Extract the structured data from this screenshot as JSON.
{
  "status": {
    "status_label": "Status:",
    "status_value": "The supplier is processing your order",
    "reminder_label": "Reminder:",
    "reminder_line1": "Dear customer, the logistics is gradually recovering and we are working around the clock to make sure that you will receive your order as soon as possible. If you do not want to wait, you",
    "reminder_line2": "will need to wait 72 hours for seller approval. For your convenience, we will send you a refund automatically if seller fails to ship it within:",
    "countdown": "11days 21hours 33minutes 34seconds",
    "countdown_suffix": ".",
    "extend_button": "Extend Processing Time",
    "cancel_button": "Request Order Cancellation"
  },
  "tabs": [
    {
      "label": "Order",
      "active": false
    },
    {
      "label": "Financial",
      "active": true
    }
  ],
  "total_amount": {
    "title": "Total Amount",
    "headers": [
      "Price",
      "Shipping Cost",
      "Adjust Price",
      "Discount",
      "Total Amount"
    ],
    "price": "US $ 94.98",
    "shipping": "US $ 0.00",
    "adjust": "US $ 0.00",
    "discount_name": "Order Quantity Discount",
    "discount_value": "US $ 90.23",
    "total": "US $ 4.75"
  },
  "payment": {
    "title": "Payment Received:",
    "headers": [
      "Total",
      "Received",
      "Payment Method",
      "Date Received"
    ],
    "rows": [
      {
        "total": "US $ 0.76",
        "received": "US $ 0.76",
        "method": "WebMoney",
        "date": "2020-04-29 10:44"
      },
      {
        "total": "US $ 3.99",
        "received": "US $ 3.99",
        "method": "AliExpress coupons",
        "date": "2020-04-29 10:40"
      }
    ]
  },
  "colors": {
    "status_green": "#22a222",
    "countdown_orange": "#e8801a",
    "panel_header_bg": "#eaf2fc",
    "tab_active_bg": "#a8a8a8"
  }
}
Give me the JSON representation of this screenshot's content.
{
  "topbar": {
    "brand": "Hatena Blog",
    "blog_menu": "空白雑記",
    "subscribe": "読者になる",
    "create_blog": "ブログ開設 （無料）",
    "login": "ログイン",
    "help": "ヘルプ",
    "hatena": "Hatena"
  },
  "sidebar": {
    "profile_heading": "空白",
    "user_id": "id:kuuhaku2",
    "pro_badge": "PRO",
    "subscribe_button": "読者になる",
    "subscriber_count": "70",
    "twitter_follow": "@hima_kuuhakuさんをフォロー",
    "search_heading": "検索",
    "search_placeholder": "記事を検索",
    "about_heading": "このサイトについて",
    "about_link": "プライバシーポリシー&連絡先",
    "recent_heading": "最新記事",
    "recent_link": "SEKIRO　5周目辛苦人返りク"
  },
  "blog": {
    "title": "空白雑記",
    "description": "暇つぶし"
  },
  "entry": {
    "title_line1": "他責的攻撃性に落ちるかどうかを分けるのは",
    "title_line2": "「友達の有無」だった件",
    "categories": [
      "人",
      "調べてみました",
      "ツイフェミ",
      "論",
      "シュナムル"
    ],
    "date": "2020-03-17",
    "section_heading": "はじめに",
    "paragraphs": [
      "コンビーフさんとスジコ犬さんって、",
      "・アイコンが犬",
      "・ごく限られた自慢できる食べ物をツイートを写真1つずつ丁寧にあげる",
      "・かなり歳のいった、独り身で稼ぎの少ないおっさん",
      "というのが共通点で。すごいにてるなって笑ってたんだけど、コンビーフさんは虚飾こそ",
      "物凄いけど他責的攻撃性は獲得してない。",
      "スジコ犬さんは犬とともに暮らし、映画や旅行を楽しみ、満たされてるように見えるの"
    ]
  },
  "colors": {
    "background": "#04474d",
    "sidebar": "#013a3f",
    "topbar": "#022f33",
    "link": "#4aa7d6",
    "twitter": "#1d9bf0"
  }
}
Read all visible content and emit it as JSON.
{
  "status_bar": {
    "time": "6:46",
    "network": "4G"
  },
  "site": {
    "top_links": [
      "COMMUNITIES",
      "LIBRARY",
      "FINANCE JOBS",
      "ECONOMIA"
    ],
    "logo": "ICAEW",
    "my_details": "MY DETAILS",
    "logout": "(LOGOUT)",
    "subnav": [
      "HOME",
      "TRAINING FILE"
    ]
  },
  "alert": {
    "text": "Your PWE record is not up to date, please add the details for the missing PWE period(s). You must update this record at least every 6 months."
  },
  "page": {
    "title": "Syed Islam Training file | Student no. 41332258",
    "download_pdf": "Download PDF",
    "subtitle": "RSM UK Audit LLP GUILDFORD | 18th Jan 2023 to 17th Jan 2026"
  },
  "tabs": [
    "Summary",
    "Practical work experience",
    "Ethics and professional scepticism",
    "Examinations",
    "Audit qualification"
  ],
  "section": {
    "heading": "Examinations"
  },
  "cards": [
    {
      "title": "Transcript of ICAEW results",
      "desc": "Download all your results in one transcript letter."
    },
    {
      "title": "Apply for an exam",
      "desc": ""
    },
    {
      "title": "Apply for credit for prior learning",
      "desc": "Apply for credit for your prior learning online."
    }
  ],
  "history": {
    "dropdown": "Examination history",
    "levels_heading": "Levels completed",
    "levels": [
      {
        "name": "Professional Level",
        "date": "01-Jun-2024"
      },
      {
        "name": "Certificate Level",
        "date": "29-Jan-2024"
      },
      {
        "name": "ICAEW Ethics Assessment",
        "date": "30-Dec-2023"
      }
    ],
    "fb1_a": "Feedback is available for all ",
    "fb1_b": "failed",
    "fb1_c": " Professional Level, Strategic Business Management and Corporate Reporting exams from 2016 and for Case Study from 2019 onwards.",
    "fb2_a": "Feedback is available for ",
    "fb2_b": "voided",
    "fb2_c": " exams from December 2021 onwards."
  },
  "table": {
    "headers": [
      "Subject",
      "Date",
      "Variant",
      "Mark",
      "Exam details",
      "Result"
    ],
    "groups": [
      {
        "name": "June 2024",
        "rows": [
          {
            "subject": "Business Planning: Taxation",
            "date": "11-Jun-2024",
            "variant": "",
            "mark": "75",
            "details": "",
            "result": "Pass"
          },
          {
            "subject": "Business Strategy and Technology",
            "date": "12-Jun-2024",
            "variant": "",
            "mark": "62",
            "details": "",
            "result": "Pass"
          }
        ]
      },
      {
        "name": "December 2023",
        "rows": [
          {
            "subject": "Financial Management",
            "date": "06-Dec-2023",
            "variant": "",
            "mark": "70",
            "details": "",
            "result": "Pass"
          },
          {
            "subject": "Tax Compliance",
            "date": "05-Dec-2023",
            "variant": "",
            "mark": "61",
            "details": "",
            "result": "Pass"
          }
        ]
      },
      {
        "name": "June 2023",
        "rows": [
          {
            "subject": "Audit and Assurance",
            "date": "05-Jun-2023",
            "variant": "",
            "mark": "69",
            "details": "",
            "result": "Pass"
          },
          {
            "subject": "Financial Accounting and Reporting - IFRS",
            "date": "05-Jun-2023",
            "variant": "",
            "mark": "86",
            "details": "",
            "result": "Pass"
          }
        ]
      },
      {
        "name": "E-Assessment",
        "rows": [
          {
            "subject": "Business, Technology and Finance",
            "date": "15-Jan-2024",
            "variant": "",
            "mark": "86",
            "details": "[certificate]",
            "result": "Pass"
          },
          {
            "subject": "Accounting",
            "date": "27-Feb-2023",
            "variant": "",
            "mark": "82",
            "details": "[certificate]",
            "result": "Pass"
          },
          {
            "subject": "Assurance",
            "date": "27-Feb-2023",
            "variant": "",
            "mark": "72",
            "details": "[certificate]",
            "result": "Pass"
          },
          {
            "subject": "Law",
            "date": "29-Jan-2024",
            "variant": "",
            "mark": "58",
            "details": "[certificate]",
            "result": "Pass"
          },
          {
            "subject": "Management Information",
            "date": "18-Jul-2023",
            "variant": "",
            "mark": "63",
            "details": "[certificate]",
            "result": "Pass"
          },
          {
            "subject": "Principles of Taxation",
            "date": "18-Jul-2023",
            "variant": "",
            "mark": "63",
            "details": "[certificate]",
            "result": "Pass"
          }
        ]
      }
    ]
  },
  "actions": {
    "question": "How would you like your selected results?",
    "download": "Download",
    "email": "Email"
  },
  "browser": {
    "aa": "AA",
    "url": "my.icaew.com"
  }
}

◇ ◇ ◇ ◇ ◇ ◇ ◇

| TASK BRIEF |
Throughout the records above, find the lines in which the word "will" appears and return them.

| RESPONSE BELOW |
    "reminder_line1": "Dear customer, the logistics is gradually recovering and we are working around the clock to make sure that you will receive your order as soon as possible. If you do not want to wait, you",
    "reminder_line2": "will need to wait 72 hours for seller approval. For your convenience, we will send you a refund automatically if seller fails to ship it within:",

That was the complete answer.